MARINE CORPS BASE CAMP LEJEUNE, N.C. --
Abuse doesn’t report itself. Nor do young children who fall victim to abuse always have the means to get the proper help. To focus on the effects of child abuse and to raise child abuse awareness in the Marine Corps Base Camp Lejeune commands and community, April was declared as Child Abuse Awareness Month during a proclamation at the Commander Springle Training Center, April 1.
“For all of us that have children, when you have one of these child cases, it illicit a visceral response from us,” said Col. Daniel J. Lecce, commanding officer of Camp Lejeune. “How could you do that to a child?”
Lecce added that shining a light on child abuse awareness is the right way to go as far as making a change, but the base also needs to highlight sight of what is being done already.
With all the clinicians and technical support available for families, a parent should never feel that he or she has nowhere to turn for help.
“(Being a clinician) is definitely a hard job: the cases are complex and some of them are truly tragic,” said Lecce. “The reasons for abuse are also complex. We have kids raising kids – very young parents that can be lost themselves sometimes. We have to reach out to them because often, they won’t come for help. What the (personnel) do here is great for this base and this community.”
An education and intervention specialist with the training center, Gayloyce Willis, said awareness is important because children are the ‘unsung’ victims when it relates to the complications of abuse.
“People don’t talk about it and it happens in secrecy,” said Willis. “We also have younger parents than we have had in recent years. I think with information and awareness, we can help them understand what abuse is and how to avoid it. The more information they have, the more it will reduce the risk of a child being abused.”
Willis added that however awful abuse may be, the upside is that more information and resources are made readily available.
“Our job is to get these child abuse awareness campaigns in as many cracks and crevices as possible and try to prevent that abuse,” said Willis. “Even if one child is saved, it’s a big deal.”
Joelle Phillips, another education and intervention specialist, said the proclamation was also a part of letting families know about all the available services available on base.

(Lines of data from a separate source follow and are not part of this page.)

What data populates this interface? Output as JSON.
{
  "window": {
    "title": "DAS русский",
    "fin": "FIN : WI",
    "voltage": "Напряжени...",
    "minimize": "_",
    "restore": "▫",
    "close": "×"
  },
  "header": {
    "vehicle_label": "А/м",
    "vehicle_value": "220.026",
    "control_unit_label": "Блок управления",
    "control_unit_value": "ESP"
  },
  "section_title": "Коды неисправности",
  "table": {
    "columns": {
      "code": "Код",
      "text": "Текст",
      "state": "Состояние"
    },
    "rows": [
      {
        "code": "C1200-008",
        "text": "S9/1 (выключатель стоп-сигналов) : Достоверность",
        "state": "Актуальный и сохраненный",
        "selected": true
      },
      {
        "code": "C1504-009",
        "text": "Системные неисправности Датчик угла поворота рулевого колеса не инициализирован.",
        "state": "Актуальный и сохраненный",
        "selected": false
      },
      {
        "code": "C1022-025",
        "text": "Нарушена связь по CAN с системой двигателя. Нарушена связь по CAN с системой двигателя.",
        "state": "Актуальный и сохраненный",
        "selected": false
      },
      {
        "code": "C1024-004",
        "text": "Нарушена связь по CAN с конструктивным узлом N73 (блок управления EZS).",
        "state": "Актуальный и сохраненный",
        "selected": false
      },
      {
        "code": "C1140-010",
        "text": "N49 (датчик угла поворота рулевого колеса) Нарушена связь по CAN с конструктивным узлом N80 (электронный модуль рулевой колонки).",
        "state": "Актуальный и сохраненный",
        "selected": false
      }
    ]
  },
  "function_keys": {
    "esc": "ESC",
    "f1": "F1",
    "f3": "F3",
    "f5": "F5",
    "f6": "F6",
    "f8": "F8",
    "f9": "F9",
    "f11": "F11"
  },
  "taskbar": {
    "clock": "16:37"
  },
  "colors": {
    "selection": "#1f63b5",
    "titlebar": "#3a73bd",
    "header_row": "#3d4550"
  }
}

“We have licensed, clinical social workers that are trained to help,” said Phillips. “A lot of people don’t seek the services, because they may not know they’re available. It’s free for active duty service members, their families and retirees.”
Phillips added that another aspect of their mission is to get parents the help they need before becomes a family advocacy case.
“Abuse doesn’t start with that initial strike, it starts early on, way before that,” said Phillips. “If they learned to recognize the types of abuse and when and where to get the proper help, they can deal with whatever issue is going on in the family. That will help reduce the number of cases that come to us and it puts us on the prevention side, which is our focus as well.”
For families who may need extra help with childcare in their homes, the in-home care providers can be a great help.
When it comes to any topic of abuse, prevention is in the forefront. The intervention specialists are educators as well, as they even schedule visits with various units aboard the base for specific information.
During this month’s Child Abuse Awareness campaign, the education and intervention specialists are slated to set up informational booths at the base library on Mondays and Thursdays. On Fridays, they will be at the Marine Corps Exchange with these displays, providing resources and information for the community and the commands.